This time, they’ve landed on the bluesy side of Stevie Wonder. Side Pony is stuffed with church choir organs and soulful gospel proclaimin’ and the snare-heavy drumming of Sly and The Family Stone, balancing out Lake Street Dive’s adult contemporary soft rock, which remains mostly intact in “So Long.” Opener “Godawful Things” is tellingly exuberant, balanced out by Motown slow jam “Close To Me.” The tricky accents and horn flourishes of “Call Off Your Dogs” is another of the few scant remnants of Lake Street Dive’s previous work. In its broader moments, the tune is ripe for comparison to contemporary group Rubblebucket, who are admittedly a bit more daring in their approach.

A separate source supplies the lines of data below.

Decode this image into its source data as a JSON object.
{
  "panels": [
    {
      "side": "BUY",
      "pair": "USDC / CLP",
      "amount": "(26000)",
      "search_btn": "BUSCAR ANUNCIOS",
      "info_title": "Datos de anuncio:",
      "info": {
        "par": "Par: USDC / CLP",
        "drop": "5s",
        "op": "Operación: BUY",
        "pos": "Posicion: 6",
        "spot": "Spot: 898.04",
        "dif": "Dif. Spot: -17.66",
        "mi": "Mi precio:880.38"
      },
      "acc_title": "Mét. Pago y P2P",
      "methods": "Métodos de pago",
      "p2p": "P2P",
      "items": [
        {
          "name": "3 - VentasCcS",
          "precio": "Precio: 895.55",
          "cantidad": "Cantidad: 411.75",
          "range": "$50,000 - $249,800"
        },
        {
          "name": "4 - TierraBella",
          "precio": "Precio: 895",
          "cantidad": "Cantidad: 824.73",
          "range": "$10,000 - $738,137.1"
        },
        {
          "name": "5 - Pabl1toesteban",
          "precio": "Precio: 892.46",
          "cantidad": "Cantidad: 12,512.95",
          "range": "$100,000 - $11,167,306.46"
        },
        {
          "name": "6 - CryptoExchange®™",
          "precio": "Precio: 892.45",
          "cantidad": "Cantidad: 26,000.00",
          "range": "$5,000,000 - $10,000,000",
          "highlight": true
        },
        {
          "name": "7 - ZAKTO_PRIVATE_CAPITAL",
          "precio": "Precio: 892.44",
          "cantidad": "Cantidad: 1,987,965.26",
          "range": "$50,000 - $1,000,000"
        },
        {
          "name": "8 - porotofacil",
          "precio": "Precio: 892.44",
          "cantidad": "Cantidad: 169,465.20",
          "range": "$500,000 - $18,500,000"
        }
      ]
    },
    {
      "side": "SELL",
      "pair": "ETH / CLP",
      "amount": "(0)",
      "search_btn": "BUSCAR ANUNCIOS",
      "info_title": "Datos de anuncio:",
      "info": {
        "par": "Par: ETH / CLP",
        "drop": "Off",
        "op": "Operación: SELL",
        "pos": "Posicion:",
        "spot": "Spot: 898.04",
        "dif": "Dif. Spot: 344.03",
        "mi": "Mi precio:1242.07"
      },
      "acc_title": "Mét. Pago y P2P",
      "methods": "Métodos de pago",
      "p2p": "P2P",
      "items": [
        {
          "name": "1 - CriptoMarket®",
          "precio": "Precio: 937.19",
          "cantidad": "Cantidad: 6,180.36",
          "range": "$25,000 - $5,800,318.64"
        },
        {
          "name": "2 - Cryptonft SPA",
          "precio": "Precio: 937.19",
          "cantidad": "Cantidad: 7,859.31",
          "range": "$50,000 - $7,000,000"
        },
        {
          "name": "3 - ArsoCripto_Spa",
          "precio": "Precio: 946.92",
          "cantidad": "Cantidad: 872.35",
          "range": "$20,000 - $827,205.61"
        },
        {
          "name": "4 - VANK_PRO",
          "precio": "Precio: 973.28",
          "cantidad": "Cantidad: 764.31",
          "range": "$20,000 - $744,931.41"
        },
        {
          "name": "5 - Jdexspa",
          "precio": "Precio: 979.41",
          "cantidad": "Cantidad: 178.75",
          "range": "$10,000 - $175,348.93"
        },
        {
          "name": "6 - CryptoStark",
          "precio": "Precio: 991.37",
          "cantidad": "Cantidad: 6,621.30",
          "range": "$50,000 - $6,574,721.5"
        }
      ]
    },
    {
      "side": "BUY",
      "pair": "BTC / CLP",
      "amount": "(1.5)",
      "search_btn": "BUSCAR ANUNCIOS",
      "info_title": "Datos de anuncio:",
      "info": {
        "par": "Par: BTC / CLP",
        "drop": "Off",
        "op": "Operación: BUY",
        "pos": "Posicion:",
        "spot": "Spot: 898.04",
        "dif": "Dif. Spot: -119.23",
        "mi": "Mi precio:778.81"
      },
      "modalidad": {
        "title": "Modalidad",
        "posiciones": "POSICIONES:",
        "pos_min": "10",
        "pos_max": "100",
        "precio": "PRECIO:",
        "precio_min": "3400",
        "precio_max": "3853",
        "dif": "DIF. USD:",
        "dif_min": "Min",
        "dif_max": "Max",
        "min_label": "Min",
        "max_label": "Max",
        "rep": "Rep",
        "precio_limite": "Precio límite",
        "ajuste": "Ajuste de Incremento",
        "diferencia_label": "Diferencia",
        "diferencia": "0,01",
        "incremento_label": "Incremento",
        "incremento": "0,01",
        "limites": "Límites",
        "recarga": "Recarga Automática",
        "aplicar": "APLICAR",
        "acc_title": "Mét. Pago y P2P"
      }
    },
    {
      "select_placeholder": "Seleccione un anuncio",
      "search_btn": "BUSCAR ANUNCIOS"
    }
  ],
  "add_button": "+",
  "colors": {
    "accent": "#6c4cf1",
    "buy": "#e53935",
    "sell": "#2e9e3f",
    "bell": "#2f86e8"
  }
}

And Lake Street Dive have certainly played it safe for their latest record, or at least stuck to well-traveled paths. “Spectacular Failure” is just one of the cuts that sounds like “Son of a Preacher Man” stretched out for the length of an album. It’s artfully dotted with antiquated conventions of yesteryear, such as asking a girl’s father for permission to take her out, a poor sap who’s “completely inept at romancin’ ” and, even less forgiveably, “dancin’,” and of course accusing people of having homoerotic tendencies. You know, the kind of stuff that fits the timeless soul vibe that Lake Street Drive have chosen to step into. “I Don’t Care About You” is pure stumbling drunk, hard-driving Jimi Hendrix-influenced blues, perhaps the record’s most straight-ahead track. Title track “Side Pony” drips 70s FM radio aesthetic straight down to the jubilant bongos. It’s like something out of a Coca Cola commercial, so bubbly and lovingly mixed. Turns out that the lyrics are actually about the hairstyle and surprisingly not about spousal infidelity.
But the hi-fidelity and ramped-up production value gets a little overstimulating over the course of Side Pony. “Can’t Stop Your Love,” equal parts feverish disco and Destiny’s Child with an extra “Funky Drummer” fill or two thrown in, showcases a relentlessly cheesy auto-wah on Bridget Kearney’s electric bass. On top of that, it seems like each instrument of every song is mixed glaringly high, an insane contrast to the folky touch visited on their early work and live performances. Side Pony is kind of like the work of Jamiroquai, in that every aspect of the songs are both recycled from previous eras and mixed in a way that borders on falling prey to the much maligned Loudness War.
All together now: Side Pony is less textured than, say, the title track of LSD’s last album, Bad Self Portraits. The satisfying thrum of a standup bass has died out. The piano has taken a back seat. There are no fun pauses. The lyrics aren’t as thoughtful, funny or bleak. In fact, some of them are just mean and seem under thought. Despite all the fanfare and boisterous blues voice, nothing feels as flavorful as the comparatively sparse tracks from Lake Street Dive’s self-titled like “Hello? Goodbye!” It’s no great loss, though. I’m sure Lake Street Dive’s next whirl at the genre roulette table will be more successful and, hopefully, a bit more subtle.